Discrimination against fat people, particularly women, is as common as racial bias, says a new study by the Rudd Center for Food Policy and Obesity at Yale University.
According to study's lead author, Rebecca Puhl, the study shows the need to treat weight discrimination as a legitimate form of prejudice, comparable to other characteristics like race or gender that already receive legal protection.
"These results show the need to treat weight discrimination as a legitimate form of prejudice, comparable to other characteristics like race or gender that already receive legal protection," said Puhl.
The study documented the prevalence of self-reported weight discrimination and compared it to experiences of discrimination based on race and gender among a nationally representative sample of adults aged 25- to 74-years-old.
For the research, the data was obtained from the National Survey of Midlife Development in the United States.
The study also revealed that women are twice as likely as men to report weight discrimination and that weight discrimination in the workplace and interpersonal mistreatment due to obesity is common.
The researchers found that men are not at serious risk for weight bias until their body mass index (BMI) reaches 35 or higher, while women begin experiencing a notable increase in weight discrimination risk at a BMI level of 27.

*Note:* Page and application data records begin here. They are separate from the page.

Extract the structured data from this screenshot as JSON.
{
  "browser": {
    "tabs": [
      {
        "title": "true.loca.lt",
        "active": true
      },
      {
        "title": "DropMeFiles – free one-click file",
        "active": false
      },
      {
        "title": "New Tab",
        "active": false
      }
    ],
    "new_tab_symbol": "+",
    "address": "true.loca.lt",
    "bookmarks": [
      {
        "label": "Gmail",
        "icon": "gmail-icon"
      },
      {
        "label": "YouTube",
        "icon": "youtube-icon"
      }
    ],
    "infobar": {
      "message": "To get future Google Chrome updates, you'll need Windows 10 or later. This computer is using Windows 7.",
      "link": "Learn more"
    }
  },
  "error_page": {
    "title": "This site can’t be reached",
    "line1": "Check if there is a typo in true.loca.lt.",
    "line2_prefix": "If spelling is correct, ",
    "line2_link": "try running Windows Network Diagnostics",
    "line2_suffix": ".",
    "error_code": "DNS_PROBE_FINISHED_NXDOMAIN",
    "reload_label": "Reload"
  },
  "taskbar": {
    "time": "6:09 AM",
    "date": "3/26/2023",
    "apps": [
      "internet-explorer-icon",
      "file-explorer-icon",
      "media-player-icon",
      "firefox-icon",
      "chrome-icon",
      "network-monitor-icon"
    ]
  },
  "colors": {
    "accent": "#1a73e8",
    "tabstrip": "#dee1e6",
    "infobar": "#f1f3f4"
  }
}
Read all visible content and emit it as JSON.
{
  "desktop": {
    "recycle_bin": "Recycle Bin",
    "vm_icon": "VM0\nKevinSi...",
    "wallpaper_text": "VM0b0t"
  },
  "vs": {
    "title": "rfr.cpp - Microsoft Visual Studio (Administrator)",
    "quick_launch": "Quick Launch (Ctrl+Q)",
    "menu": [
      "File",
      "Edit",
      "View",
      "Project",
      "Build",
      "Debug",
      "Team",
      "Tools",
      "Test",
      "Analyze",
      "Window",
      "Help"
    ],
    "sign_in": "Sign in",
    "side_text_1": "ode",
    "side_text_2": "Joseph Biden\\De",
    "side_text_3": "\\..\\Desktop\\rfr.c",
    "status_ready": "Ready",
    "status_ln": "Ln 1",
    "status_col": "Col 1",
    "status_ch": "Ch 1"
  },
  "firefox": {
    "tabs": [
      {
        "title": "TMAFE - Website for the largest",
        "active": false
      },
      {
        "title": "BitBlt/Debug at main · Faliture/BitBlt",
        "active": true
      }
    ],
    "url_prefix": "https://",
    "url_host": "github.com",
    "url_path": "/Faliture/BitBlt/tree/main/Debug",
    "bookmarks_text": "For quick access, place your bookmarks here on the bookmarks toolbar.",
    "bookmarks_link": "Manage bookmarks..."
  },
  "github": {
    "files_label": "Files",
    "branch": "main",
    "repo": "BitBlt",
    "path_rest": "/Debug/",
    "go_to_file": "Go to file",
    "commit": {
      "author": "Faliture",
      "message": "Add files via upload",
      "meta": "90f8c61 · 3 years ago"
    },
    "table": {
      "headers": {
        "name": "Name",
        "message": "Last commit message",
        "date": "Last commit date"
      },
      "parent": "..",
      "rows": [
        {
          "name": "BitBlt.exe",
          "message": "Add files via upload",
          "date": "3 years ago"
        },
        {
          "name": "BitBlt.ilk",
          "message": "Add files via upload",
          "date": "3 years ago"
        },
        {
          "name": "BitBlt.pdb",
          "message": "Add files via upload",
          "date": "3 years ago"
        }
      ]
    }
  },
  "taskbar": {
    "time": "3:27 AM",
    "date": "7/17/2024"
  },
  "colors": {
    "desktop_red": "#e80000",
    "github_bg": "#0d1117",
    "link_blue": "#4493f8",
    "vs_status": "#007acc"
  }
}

BMI (Body Mass Index) is the measure of body fat based on height and weight.
Co-author Tatiana Andreyava of Yale said weight discrimination is more prevalent than discrimination based on sexual orientation, nationality/ethnicity, physical disability, and religious beliefs.
"However, despite its high prevalence, it continues to remain socially acceptable," she said.
The study is published in International Journal of Obesity.